BEIJING, May 9 (Xinhua) –China’s space station and its core module were sent into orbit on April 29 by a Long March-5B-2 carrier rocket, with the last stage of the rocket falling into the atmosphere, Xinhua reported.Experts from many countries believe that the safety risk posed by falling rocket debris is very low.
Typically, space debris burns up first and usually ends up in the ocean, Christophe Bonnard, a researcher at CNES and chairman of the International Astronautical Society’s Space Waste Committee, told French newspaper Le Parisien.Only about 3% of the earth’s surface is densely populated.Even though the final stage of the Long V B rocket is very large, the danger will be reduced if it burns up sufficiently on entry into the atmosphere.
According to experts cited in an article published by DPA on June 6, under normal circumstances, most objects will completely burn up when they re-enter the atmosphere.Because so much of the Earth’s surface is covered by water, and so much of it is uninhabited, the risk to individuals is significantly lower than everyday risks such as driving a car.
The chances of anyone being hit by a piece of space junk are very small, not least because a large part of the Earth’s surface is covered by sea, and even on land, a large area of it is uninhabited.Holger Klug, head of the European Space Agency’s Space Debris Office, said the mass involved would not change the risk profile much from year to year, the Guardian website reported Wednesday.
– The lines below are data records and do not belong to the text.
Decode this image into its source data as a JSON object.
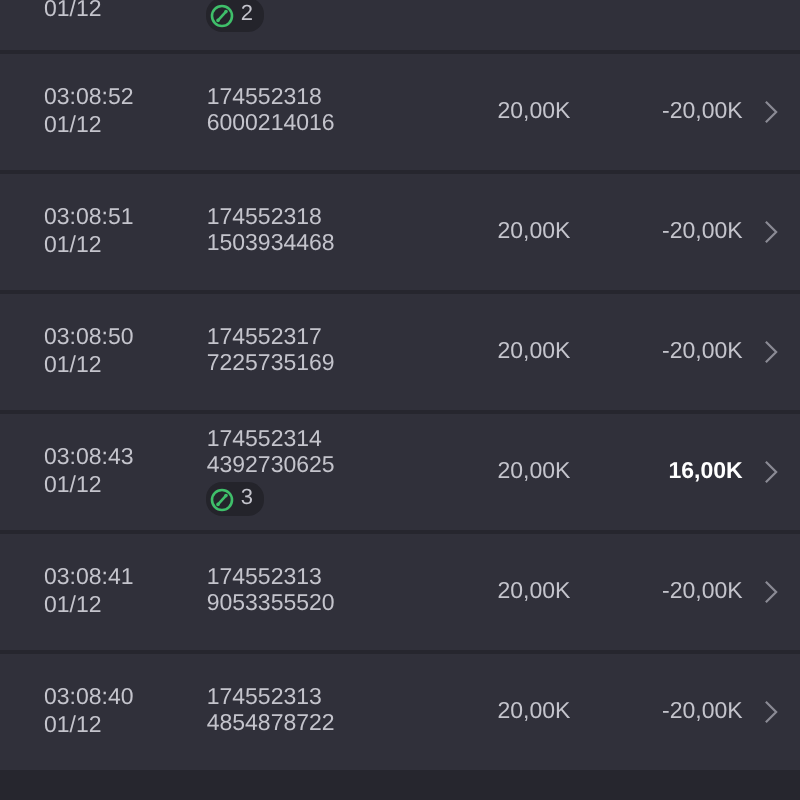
{
  "rows": [
    {
      "date": "01/12",
      "badge": "2"
    },
    {
      "time": "03:08:52",
      "date": "01/12",
      "order": "174552318",
      "ref": "6000214016",
      "amount": "20,00K",
      "result": "-20,00K",
      "highlight": false,
      "chevron": true
    },
    {
      "time": "03:08:51",
      "date": "01/12",
      "order": "174552318",
      "ref": "1503934468",
      "amount": "20,00K",
      "result": "-20,00K",
      "highlight": false,
      "chevron": true
    },
    {
      "time": "03:08:50",
      "date": "01/12",
      "order": "174552317",
      "ref": "7225735169",
      "amount": "20,00K",
      "result": "-20,00K",
      "highlight": false,
      "chevron": true
    },
    {
      "time": "03:08:43",
      "date": "01/12",
      "order": "174552314",
      "ref": "4392730625",
      "badge": "3",
      "amount": "20,00K",
      "result": "16,00K",
      "highlight": true,
      "chevron": true
    },
    {
      "time": "03:08:41",
      "date": "01/12",
      "order": "174552313",
      "ref": "9053355520",
      "amount": "20,00K",
      "result": "-20,00K",
      "highlight": false,
      "chevron": true
    },
    {
      "time": "03:08:40",
      "date": "01/12",
      "order": "174552313",
      "ref": "4854878722",
      "amount": "20,00K",
      "result": "-20,00K",
      "highlight": false,
      "chevron": true
    }
  ]
}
“It is a very common practice for rocket debris to fall off and return to the earth,” said Javier Schwassa, founder of Schwassa, Brazil’s most popular online science channel.The final stages of the Long 5B rocket first rub, burn and break apart as they pass through the atmosphere. Very little of the debris actually falls to the surface, usually in uninhabited areas